Post title:
Cardiovascular Outcomes Trials Answer Long-Asked Questions – But New Questions Arise
Post date:
6/12/2015 10:26:05 AM
Post Summary:
Contributor: Eamonn O'Connor, Ph.D.

The recent American Diabetes Association’s 75th Scientific Sessions in Boston saw the release of data from the ELIXA cardiovascular outcomes trial (CVOT) for lixisenatide (Sanofi/Zealand Pharma’s Lyxumia), the first such trial completed for the GLP-1 receptor agonist drug class.

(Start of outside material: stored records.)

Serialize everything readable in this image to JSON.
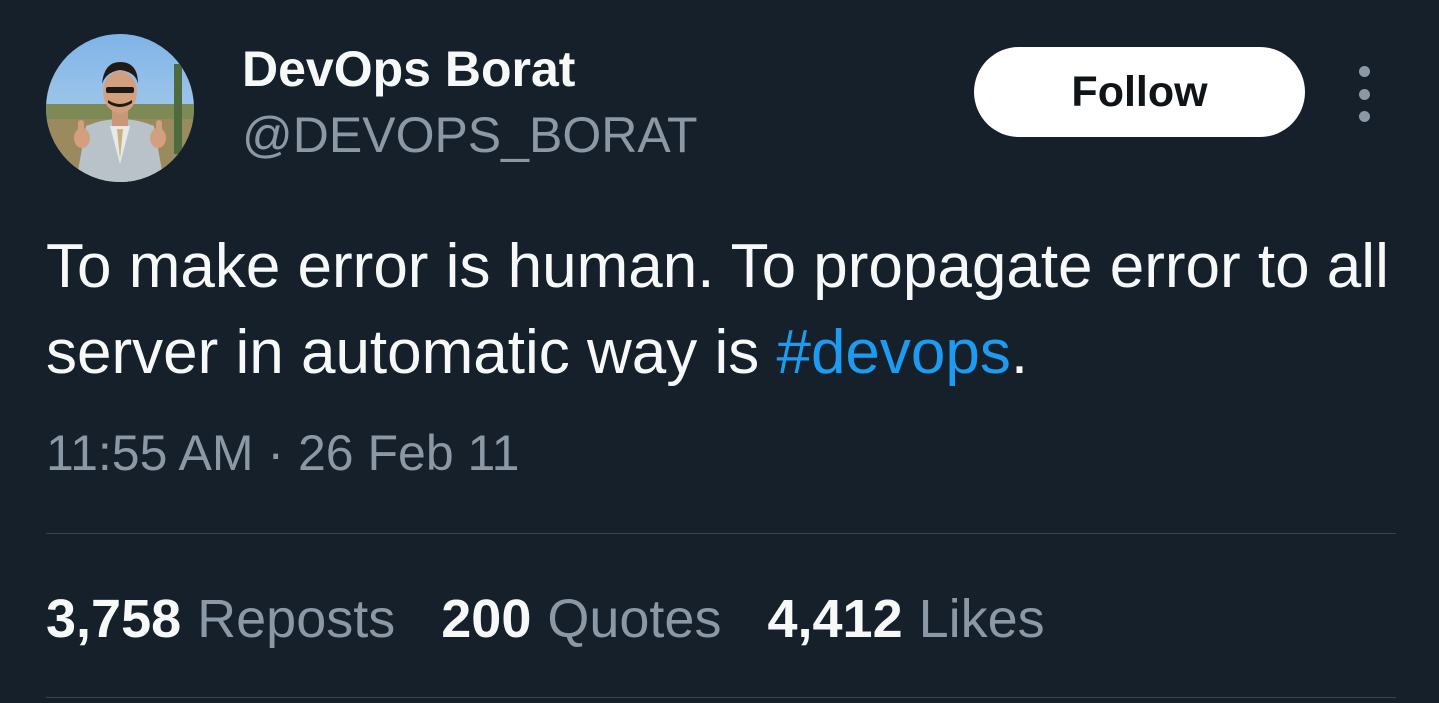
{
  "author": {
    "display_name": "DevOps Borat",
    "handle": "@DEVOPS_BORAT"
  },
  "actions": {
    "follow_label": "Follow",
    "more_icon": "more-vertical-icon"
  },
  "tweet": {
    "text_before": "To make error is human. To propagate error to all server in automatic way is ",
    "hashtag": "#devops",
    "text_after": ".",
    "timestamp": "11:55 AM · 26 Feb 11"
  },
  "stats": [
    {
      "count": "3,758",
      "label": "Reposts"
    },
    {
      "count": "200",
      "label": "Quotes"
    },
    {
      "count": "4,412",
      "label": "Likes"
    }
  ],
  "colors": {
    "background": "#15202b",
    "primary_text": "#f7f9f9",
    "secondary_text": "#8b98a5",
    "link": "#1d9bf0",
    "divider": "#38444d",
    "button_bg": "#ffffff"
  }
}
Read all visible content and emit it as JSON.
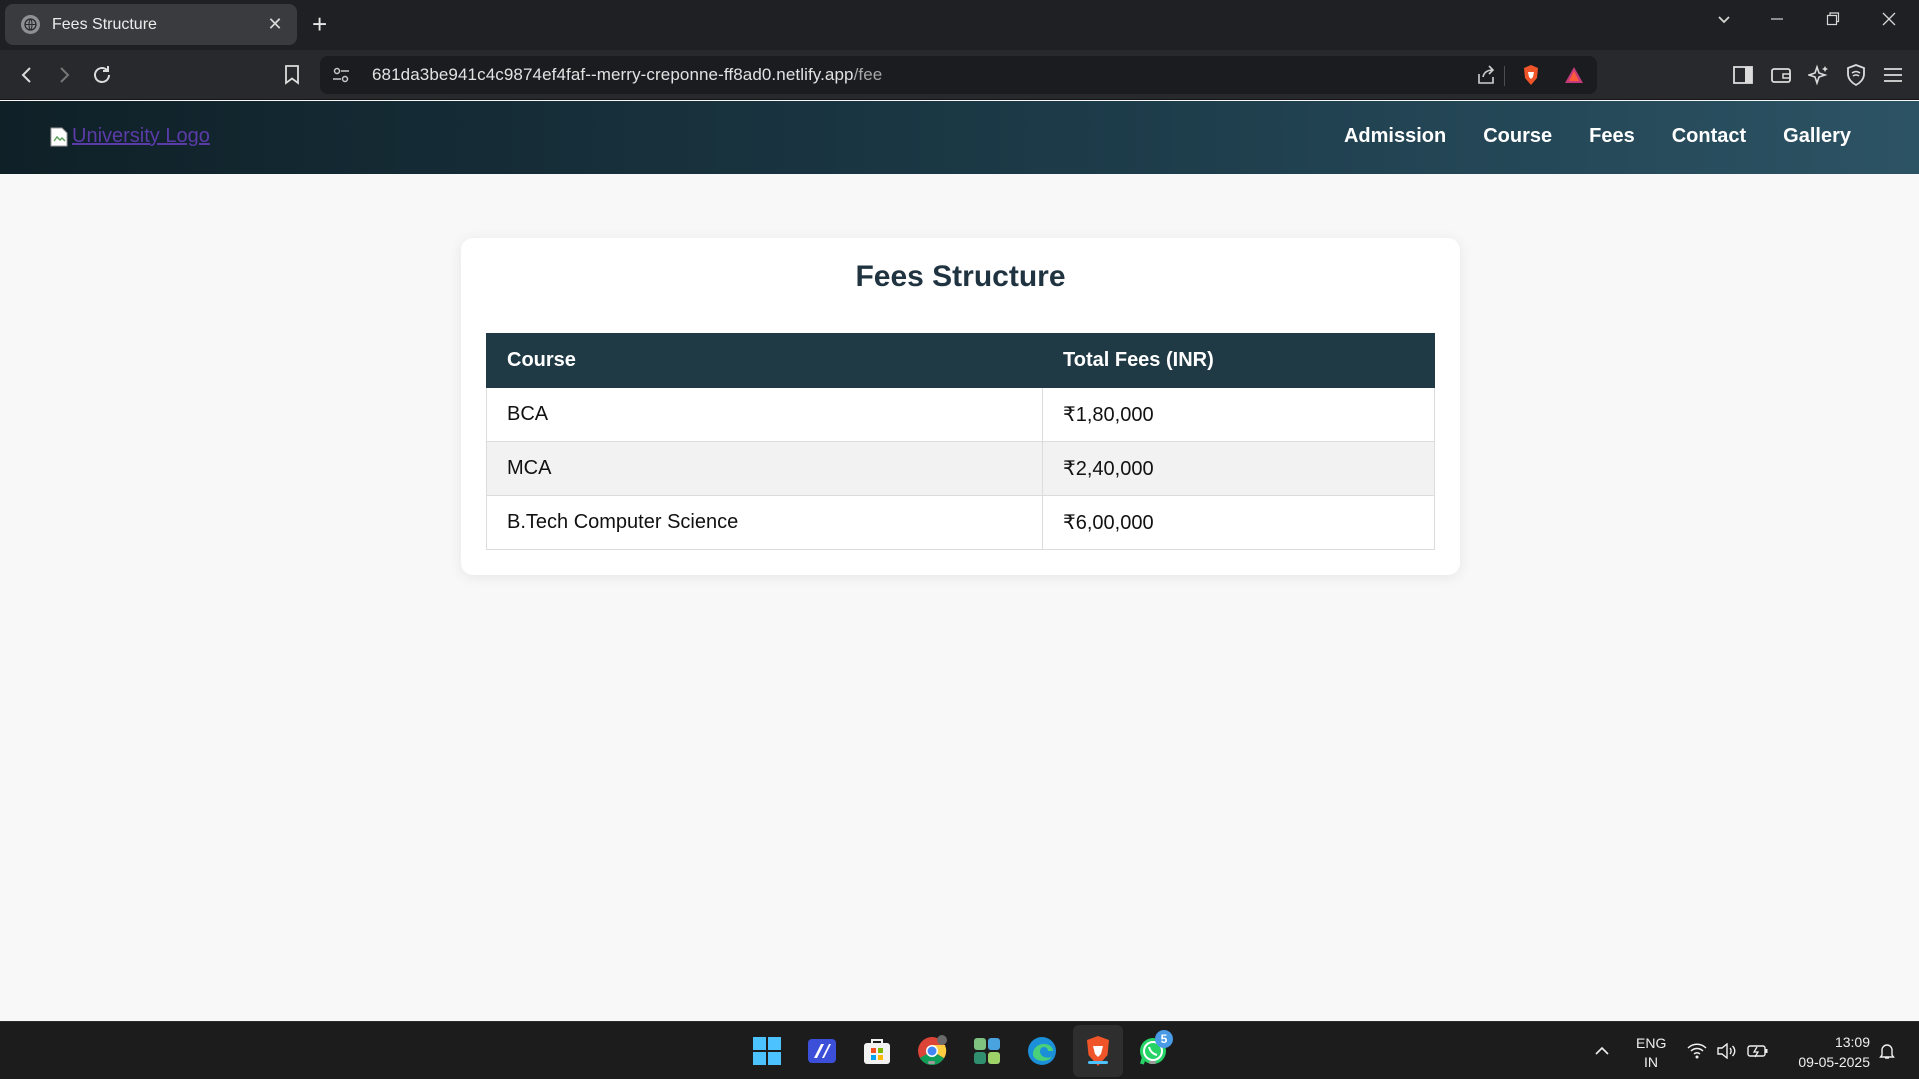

However, it was the publication of the data from the CVOT for sitagliptin (Merck’s Januvia/Ono’s Glactiv), known as TECOS1, that was most eagerly anticipated; this is because the previous CVOTs for saxagliptin (AstraZeneca’s Onglyza) and alogliptin (Takeda/Furiex’s Nesina/Vipidia) had raised significant concerns about a potential risk for increased rates of hospitalization due to heart failure. The results from TECOS therefore, were viewed as pivotal as to whether this risk was a feature specific to the DPP-IV inhibitor drug class.

Post title:
Malignant Melanoma: Evolving Standards of Care
Post date:
6/5/2015 2:52:20 PM
Post Summary:
Contributor: Natalia Reoutova, M.Sc.
Topics: Conference Commentary, Oncology

The past five years have seen unprecedented progress in the treatment of malignant melanoma, which translated into approval of highly efficacious immunotherapies, targeted small-molecule therapies, and several combination regimens.

Decision Resources Group brands include: